Federal Reserve Chairman Jerome Powell reiterated the central bank’s commitment to rate cuts later this year, despite the economy outperforming expectations. Powell’s stance reflects the Fed’s cautious approach, emphasizing the need to support economic growth while guarding against the risk of inflationary pressures. However, some investors, like Tony Roth, chief investment officer at Wilmington Trust Investment Advisors, believe that the Fed’s eagerness to cut rates may be premature, given the robustness of economic activity.

One of the key drivers behind the surge in bond yields is the consistently strong U.S. economic data, which has surpassed expectations. From March manufacturing figures to solid job openings data for February, indicators point to a resilient labor market and overall economic strength. This positive momentum has led investors to question the necessity and efficacy of further rate cuts, fearing that such moves could fuel inflationary pressures rather than stimulate growth.
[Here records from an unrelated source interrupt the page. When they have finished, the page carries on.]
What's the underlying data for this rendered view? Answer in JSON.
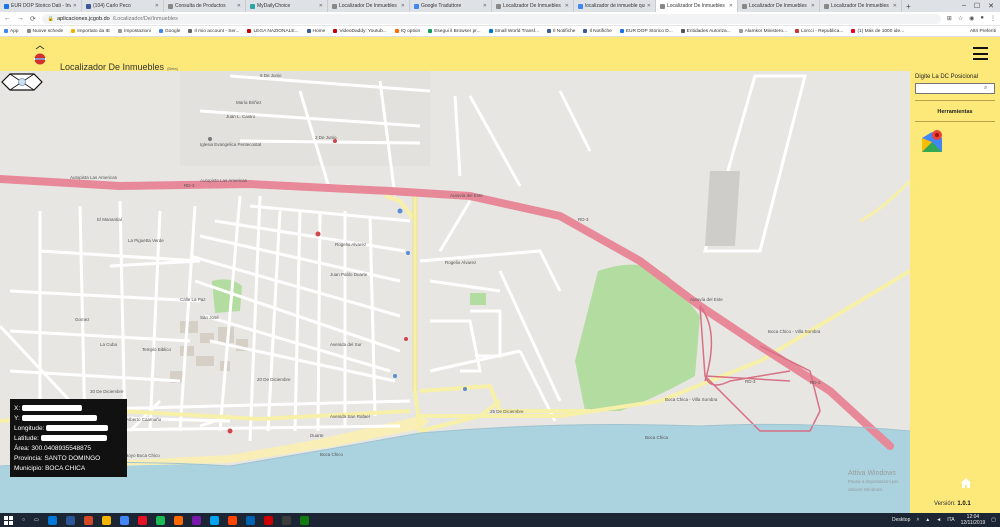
{
  "browser": {
    "tabs": [
      {
        "label": "EUR DOP Storico Dati - Investi",
        "color": "#1a73e8"
      },
      {
        "label": "(104) Carlo Peco",
        "color": "#3b5998"
      },
      {
        "label": "Consulta de Productos",
        "color": "#888888"
      },
      {
        "label": "MyDailyChoice",
        "color": "#2ba5a5"
      },
      {
        "label": "Localizador De Inmuebles",
        "color": "#888888"
      },
      {
        "label": "Google Traduttore",
        "color": "#4285f4"
      },
      {
        "label": "Localizador De Inmuebles",
        "color": "#888888"
      },
      {
        "label": "localizador de inmueble que n",
        "color": "#4285f4"
      },
      {
        "label": "Localizador De Inmuebles",
        "color": "#888888",
        "active": true
      },
      {
        "label": "Localizador De Inmuebles",
        "color": "#888888"
      },
      {
        "label": "Localizador De Inmuebles",
        "color": "#888888"
      }
    ],
    "new_tab": "+",
    "url_host": "aplicaciones.jcgob.do",
    "url_path": "/Localizador/De/Inmuebles",
    "bookmarks": [
      {
        "label": "App",
        "color": "#4285f4"
      },
      {
        "label": "Nuove schede",
        "color": "#888888"
      },
      {
        "label": "Importato da IE",
        "color": "#f4b400"
      },
      {
        "label": "Impostazioni",
        "color": "#999999"
      },
      {
        "label": "Google",
        "color": "#4285f4"
      },
      {
        "label": "Il mio account - Ser...",
        "color": "#666666"
      },
      {
        "label": "LEGA NAZIONALE...",
        "color": "#cc0000"
      },
      {
        "label": "Home",
        "color": "#3b5998"
      },
      {
        "label": "VideoDaddy: Youtub...",
        "color": "#cc0000"
      },
      {
        "label": "IQ option",
        "color": "#ff6a00"
      },
      {
        "label": "Esegui il Browser pr...",
        "color": "#0f9d58"
      },
      {
        "label": "Small World Transf...",
        "color": "#0077cc"
      },
      {
        "label": "Il Notifiche",
        "color": "#3b5998"
      },
      {
        "label": "Il Notifiche",
        "color": "#3b5998"
      },
      {
        "label": "EUR DOP Storico D...",
        "color": "#1a73e8"
      },
      {
        "label": "Entidades Autoriza...",
        "color": "#555555"
      },
      {
        "label": "Alamkor Ministero...",
        "color": "#999999"
      },
      {
        "label": "Lorcci - Republica...",
        "color": "#cc3333"
      },
      {
        "label": "(1) Más de 1000 ide...",
        "color": "#e60023"
      }
    ],
    "other_bookmarks": "Altri Preferiti"
  },
  "app": {
    "title": "Localizador De Inmuebles",
    "beta": "(Beta)",
    "panel_title": "Digite La DC Posicional",
    "search_value": "",
    "tools_title": "Herramientas",
    "version_label": "Versión:",
    "version_value": "1.0.1"
  },
  "info": {
    "x_label": "X:",
    "y_label": "Y:",
    "lon_label": "Longitude:",
    "lat_label": "Latitude:",
    "area": "Área: 300.0408935548875",
    "provincia": "Provincia: SANTO DOMINGO",
    "municipio": "Municipio: BOCA CHICA"
  },
  "map_labels": {
    "autopista": "Autopista Las Americas",
    "autopista2": "Autopista Las Americas",
    "autovia": "Autovía del Este",
    "autovia2": "Autovía del Este",
    "rd3a": "RD-3",
    "rd3b": "RD-3",
    "rd3c": "RD-3",
    "rd3d": "RD-3",
    "de_junio": "6 De Junio",
    "de_junio2": "2 De Junio",
    "maria_brinez": "María Briñez",
    "juan_castro": "Juan L. Castro",
    "iglesia": "Iglesia Evangelica Pentecostal",
    "rogelio1": "Rogelio Alvarez",
    "rogelio2": "Rogelio Alvarez",
    "san_jose": "Juan Pablo Duarte",
    "avenida_sol": "Avenida del Sur",
    "dic30": "30 De Diciembre",
    "dic20": "20 De Diciembre",
    "dic25": "25 De Diciembre",
    "alberto_caamano": "Calle Alberto Caamaño",
    "av_san_rafael": "Avenida San Rafael",
    "duarte": "Duarte",
    "boca_chico": "Boca Chico",
    "boca_chica": "Boca Chica",
    "hoyo": "Hoyo Boca Chico",
    "la_piguetta": "La Piguetta Verde",
    "templo": "Templo Biblico",
    "boca_chico_road": "Boca Chico - Villa Sombra",
    "boca_chica_road2": "Boca Chica - Villa Sombra",
    "el_manantial": "El Manantial",
    "gomez": "Gomez",
    "la_cuba": "La Cuba",
    "san_jose_ave": "San José",
    "calle_la_paz": "Calle La Paz"
  },
  "watermark": {
    "line1": "Attiva Windows",
    "line2": "Passa a Impostazioni per attivare Windows."
  },
  "taskbar": {
    "lang": "ITA",
    "time": "12:04",
    "date": "12/11/2019",
    "desktop": "Desktop"
  },
  "colors": {
    "header": "#fde97a",
    "highway": "#e8899a",
    "primary": "#f7f0a8",
    "park": "#b3dca0",
    "sea": "#aad3df",
    "beach": "#f9eeb6"
  }
}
Adding to inflation concerns, investment management firm PIMCO anticipates that inflation will remain above the Fed’s 2% target, citing persistent price pressures. While PIMCO expects rate cuts to commence in the middle of 2024, it foresees a more gradual path of monetary easing due to sticky inflation. These inflationary worries are compounded by apprehensions over the state of U.S. finances, with the Congressional Budget Office forecasting a significant rise in public debt as a percentage of GDP over the coming decades.

Moreover, geopolitical tensions, particularly in the Middle East, have contributed to a spike in oil prices, further stoking fears of inflationary pressures. Brent crude settled at its highest level since October, adding to the uncertainty surrounding future price dynamics and their potential impact on inflation.

In response to rising yields, some investors have sought to lock in yields in anticipation of future rate cuts by the Fed. However, this strategy is increasingly becoming a test of patience, as evidenced by the negative year-to-date total returns in the bond market. Additionally, net bearish positions in key Treasuries futures have increased, reflecting growing pessimism among investors.

Despite the prevailing pessimism, there are voices of optimism in the market. Kathy Jones, chief fixed income strategist at the Schwab Center for Financial Research, believes there is still an opportunity to add duration if yields rise further. However, she acknowledges that confidence in this trade is waning as uncertainty persists.

Campe Goodman, lead portfolio manager of the Hartford Strategic Income Fund, remains relatively sanguine about the bond market’s outlook. He argues that the selloff is unlikely to extend much further, as higher yields attract income-seeking investors. Goodman expects 10-year yields to trade within a range of 4% to 4.75%, with inflation remaining under control.

In conclusion, the recent weakness in the U.S. government bond market reflects a complex interplay of factors, including strong economic data, inflation concerns, and shifting expectations regarding Federal Reserve policy. As investors grapple with these dynamics, the bond market remains a focal point for gauging sentiment and assessing the trajectory of monetary policy in the months ahead.